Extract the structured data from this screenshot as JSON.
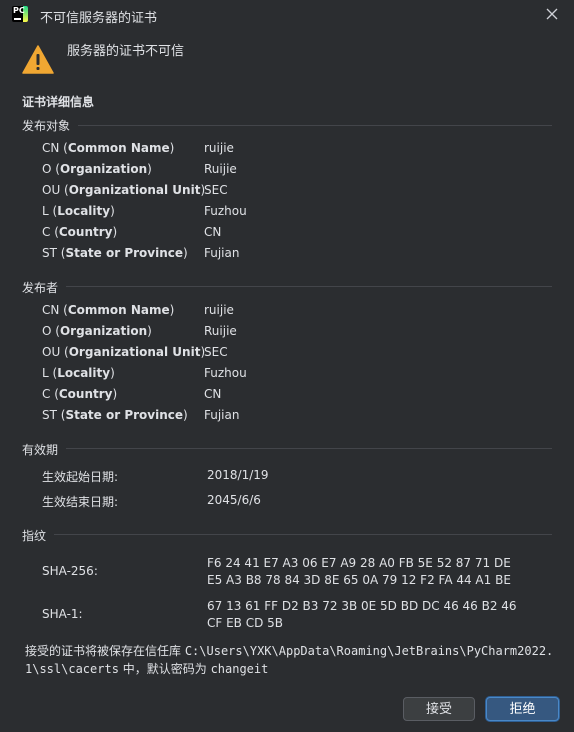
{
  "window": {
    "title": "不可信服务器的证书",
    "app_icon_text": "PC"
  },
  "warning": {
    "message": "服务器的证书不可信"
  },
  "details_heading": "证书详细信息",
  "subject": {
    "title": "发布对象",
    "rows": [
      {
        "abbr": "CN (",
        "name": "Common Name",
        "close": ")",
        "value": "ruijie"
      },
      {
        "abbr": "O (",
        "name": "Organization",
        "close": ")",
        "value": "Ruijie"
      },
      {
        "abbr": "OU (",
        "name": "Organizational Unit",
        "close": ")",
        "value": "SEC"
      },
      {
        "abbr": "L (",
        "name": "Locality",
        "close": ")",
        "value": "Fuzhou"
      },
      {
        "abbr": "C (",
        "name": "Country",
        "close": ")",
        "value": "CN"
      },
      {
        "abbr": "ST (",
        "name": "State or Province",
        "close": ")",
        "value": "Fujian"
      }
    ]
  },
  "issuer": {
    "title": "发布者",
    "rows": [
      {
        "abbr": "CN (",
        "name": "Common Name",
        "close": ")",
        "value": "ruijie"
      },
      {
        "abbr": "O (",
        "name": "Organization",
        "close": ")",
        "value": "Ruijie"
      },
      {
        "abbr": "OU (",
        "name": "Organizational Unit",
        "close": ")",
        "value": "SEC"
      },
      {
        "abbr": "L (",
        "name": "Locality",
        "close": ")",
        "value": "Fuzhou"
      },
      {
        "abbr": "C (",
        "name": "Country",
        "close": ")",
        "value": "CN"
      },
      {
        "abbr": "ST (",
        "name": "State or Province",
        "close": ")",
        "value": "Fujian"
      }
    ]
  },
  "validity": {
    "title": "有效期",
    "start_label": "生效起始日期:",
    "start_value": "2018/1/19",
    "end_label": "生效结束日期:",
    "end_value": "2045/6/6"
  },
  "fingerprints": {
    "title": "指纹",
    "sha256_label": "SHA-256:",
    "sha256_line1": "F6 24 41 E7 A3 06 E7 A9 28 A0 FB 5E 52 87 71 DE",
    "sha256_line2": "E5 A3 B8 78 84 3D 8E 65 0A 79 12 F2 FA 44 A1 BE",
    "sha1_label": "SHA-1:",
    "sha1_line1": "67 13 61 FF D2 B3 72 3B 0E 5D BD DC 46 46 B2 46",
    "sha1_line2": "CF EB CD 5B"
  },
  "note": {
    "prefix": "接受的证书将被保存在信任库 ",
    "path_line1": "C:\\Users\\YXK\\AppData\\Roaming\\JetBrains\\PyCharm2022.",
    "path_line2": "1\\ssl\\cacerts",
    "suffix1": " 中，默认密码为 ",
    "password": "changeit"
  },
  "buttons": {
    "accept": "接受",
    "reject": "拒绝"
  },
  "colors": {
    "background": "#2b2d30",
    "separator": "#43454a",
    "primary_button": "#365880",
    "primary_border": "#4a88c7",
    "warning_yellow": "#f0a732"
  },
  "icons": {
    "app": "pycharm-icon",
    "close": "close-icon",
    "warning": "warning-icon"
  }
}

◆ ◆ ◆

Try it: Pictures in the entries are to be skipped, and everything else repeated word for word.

Response box:
Extract the structured data from this screenshot as JSON.
{
  "window": {
    "title": "不可信服务器的证书",
    "app_icon_text": "PC"
  },
  "warning": {
    "message": "服务器的证书不可信"
  },
  "details_heading": "证书详细信息",
  "subject": {
    "title": "发布对象",
    "rows": [
      {
        "abbr": "CN (",
        "name": "Common Name",
        "close": ")",
        "value": "ruijie"
      },
      {
        "abbr": "O (",
        "name": "Organization",
        "close": ")",
        "value": "Ruijie"
      },
      {
        "abbr": "OU (",
        "name": "Organizational Unit",
        "close": ")",
        "value": "SEC"
      },
      {
        "abbr": "L (",
        "name": "Locality",
        "close": ")",
        "value": "Fuzhou"
      },
      {
        "abbr": "C (",
        "name": "Country",
        "close": ")",
        "value": "CN"
      },
      {
        "abbr": "ST (",
        "name": "State or Province",
        "close": ")",
        "value": "Fujian"
      }
    ]
  },
  "issuer": {
    "title": "发布者",
    "rows": [
      {
        "abbr": "CN (",
        "name": "Common Name",
        "close": ")",
        "value": "ruijie"
      },
      {
        "abbr": "O (",
        "name": "Organization",
        "close": ")",
        "value": "Ruijie"
      },
      {
        "abbr": "OU (",
        "name": "Organizational Unit",
        "close": ")",
        "value": "SEC"
      },
      {
        "abbr": "L (",
        "name": "Locality",
        "close": ")",
        "value": "Fuzhou"
      },
      {
        "abbr": "C (",
        "name": "Country",
        "close": ")",
        "value": "CN"
      },
      {
        "abbr": "ST (",
        "name": "State or Province",
        "close": ")",
        "value": "Fujian"
      }
    ]
  },
  "validity": {
    "title": "有效期",
    "start_label": "生效起始日期:",
    "start_value": "2018/1/19",
    "end_label": "生效结束日期:",
    "end_value": "2045/6/6"
  },
  "fingerprints": {
    "title": "指纹",
    "sha256_label": "SHA-256:",
    "sha256_line1": "F6 24 41 E7 A3 06 E7 A9 28 A0 FB 5E 52 87 71 DE",
    "sha256_line2": "E5 A3 B8 78 84 3D 8E 65 0A 79 12 F2 FA 44 A1 BE",
    "sha1_label": "SHA-1:",
    "sha1_line1": "67 13 61 FF D2 B3 72 3B 0E 5D BD DC 46 46 B2 46",
    "sha1_line2": "CF EB CD 5B"
  },
  "note": {
    "prefix": "接受的证书将被保存在信任库 ",
    "path_line1": "C:\\Users\\YXK\\AppData\\Roaming\\JetBrains\\PyCharm2022.",
    "path_line2": "1\\ssl\\cacerts",
    "suffix1": " 中，默认密码为 ",
    "password": "changeit"
  },
  "buttons": {
    "accept": "接受",
    "reject": "拒绝"
  },
  "colors": {
    "background": "#2b2d30",
    "separator": "#43454a",
    "primary_button": "#365880",
    "primary_border": "#4a88c7",
    "warning_yellow": "#f0a732"
  },
  "icons": {
    "app": "pycharm-icon",
    "close": "close-icon",
    "warning": "warning-icon"
  }
}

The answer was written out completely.